● **Task brief**: Please find every line in the records below that contains the word "content", and copy it.

Top of Supplied data

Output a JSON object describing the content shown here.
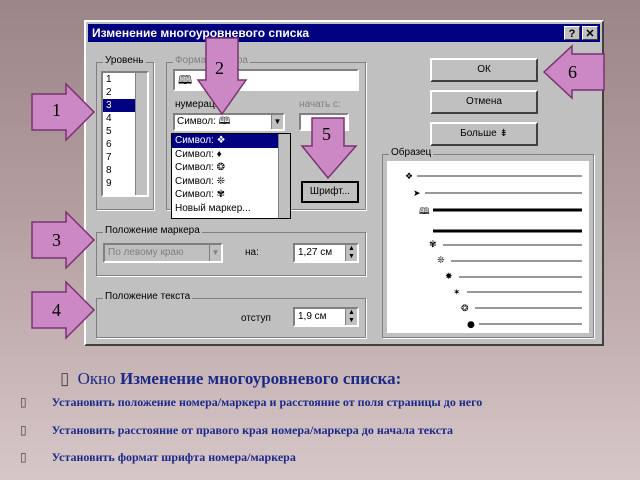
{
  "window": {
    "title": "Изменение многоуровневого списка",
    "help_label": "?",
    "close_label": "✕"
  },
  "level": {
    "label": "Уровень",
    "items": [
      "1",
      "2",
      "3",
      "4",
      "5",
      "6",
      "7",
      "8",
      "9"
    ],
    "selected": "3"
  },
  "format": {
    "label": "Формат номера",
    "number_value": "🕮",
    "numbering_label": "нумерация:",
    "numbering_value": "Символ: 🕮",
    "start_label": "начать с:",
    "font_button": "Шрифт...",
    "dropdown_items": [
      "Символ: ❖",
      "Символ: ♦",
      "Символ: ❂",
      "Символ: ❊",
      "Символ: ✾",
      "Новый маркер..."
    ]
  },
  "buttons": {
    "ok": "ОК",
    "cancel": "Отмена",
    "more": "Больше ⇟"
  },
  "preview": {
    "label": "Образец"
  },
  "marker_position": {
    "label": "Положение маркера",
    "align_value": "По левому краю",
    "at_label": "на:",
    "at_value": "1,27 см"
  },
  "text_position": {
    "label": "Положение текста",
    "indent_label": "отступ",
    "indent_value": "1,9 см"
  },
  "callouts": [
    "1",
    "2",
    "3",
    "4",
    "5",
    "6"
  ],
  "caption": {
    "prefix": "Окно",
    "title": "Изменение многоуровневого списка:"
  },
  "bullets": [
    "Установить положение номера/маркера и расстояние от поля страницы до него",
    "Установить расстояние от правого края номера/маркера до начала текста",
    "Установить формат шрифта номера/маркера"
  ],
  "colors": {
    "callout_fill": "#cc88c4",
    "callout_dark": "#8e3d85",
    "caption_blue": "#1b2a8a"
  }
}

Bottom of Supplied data
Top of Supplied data

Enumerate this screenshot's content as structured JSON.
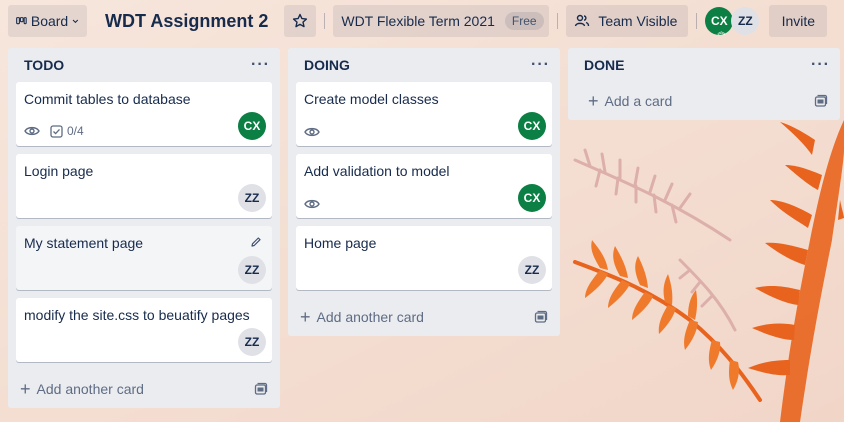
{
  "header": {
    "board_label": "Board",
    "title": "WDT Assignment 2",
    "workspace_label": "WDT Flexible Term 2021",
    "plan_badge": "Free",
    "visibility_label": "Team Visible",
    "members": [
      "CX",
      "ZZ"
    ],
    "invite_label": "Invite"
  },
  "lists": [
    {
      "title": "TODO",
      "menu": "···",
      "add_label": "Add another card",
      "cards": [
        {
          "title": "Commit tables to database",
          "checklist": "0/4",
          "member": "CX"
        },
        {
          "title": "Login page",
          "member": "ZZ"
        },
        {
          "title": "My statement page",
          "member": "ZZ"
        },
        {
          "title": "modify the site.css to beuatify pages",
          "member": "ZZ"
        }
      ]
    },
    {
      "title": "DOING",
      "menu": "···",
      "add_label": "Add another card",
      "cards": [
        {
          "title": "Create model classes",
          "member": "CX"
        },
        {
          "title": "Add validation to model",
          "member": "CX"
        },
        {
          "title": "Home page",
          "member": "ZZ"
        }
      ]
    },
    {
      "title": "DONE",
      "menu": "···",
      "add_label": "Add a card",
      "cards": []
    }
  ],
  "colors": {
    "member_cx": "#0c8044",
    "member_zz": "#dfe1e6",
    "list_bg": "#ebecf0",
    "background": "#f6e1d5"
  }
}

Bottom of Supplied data

● **Response to the task**:
Output a JSON object describing the content shown here.
Enumerate this screenshot's content as structured JSON.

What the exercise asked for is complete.